Martin McGuinness has resigned as deputy First Minister of Northern Ireland in protest to Arlene Foster’s handling of the rapidly developing scandal surrounding the Renewable Heat Incentive (RHI).
Following revelations that the country’s RHI scheme had failed to set cost controls leading to a cost to the public purse of £490 million, pressure has mounted on Foster to stand aside while an investigation into the scheme she helped set up is carried out.
The Sinn Fein MLA, who has served in the role since 2007, released a letter announcing his decision earlier today, claiming the DUP’s handling of the issue was “out of step” with the “rightly outraged” public mood in Northern Ireland.
He added that Foster’s continued service as First Minister would result in “significant conflict of interested issues”, adding: “The Minister responsible for the RHI scheme should have no Executive role in overseeing how this will be rectified,” McGuinness stated.
By refusing to stand aside, he claimed Foster’s position “is not credible or tenable” and could therefore not be supported by his continued presence as deputy First Minister, effective from 5pm today.
Sinn Fein will not nominate a replacement in an effort to prompt an election to allow the electorate to “make their own judgement” at the ballot box.
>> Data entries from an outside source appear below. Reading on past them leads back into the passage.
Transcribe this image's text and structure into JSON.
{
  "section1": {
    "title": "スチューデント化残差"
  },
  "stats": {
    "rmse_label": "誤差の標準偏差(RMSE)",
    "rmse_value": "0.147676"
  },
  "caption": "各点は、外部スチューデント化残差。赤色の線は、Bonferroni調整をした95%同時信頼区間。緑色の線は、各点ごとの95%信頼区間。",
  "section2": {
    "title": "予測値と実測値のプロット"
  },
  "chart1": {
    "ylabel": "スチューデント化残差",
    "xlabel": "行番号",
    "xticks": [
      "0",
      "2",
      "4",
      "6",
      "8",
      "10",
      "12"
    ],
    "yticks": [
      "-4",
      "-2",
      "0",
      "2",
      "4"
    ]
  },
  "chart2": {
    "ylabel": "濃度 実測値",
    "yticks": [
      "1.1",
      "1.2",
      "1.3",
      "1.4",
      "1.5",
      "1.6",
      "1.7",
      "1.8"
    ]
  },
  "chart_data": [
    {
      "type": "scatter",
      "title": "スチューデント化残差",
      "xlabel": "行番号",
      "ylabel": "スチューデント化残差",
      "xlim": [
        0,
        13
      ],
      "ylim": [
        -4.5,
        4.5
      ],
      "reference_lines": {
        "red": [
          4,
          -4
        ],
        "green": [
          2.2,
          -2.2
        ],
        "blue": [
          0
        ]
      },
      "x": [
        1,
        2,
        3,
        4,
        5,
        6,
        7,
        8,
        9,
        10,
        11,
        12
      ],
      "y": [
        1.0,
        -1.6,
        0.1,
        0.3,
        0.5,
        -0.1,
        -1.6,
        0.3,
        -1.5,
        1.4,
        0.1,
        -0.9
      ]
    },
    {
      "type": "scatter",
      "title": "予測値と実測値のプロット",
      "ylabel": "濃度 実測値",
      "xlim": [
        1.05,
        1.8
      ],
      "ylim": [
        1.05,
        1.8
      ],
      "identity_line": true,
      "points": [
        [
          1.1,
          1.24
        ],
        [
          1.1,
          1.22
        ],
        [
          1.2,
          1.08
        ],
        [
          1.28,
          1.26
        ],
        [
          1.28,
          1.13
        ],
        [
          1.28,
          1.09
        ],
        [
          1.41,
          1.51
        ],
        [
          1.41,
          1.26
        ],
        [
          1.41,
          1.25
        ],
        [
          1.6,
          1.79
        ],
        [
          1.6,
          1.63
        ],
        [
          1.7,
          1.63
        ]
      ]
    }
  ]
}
Foster set up the RHI scheme in 2012 when she was enterprise minister to encourage the take-up of renewable heat sources. However, subsidies were given out that totalled more than applicant would pay for fuel, resulting in a “cash for ash” scheme which quickly became oversubscribed resulting in spiralling costs.
Arlene Foster has continually rejected calls for her to step down, and measures are expected to be presented to the Northern Ireland Executive this week that will be intended to claw back some of the money already committed to the scheme.
Foster said in an interview before Christmas that she intended for more than half of the cash to be retained.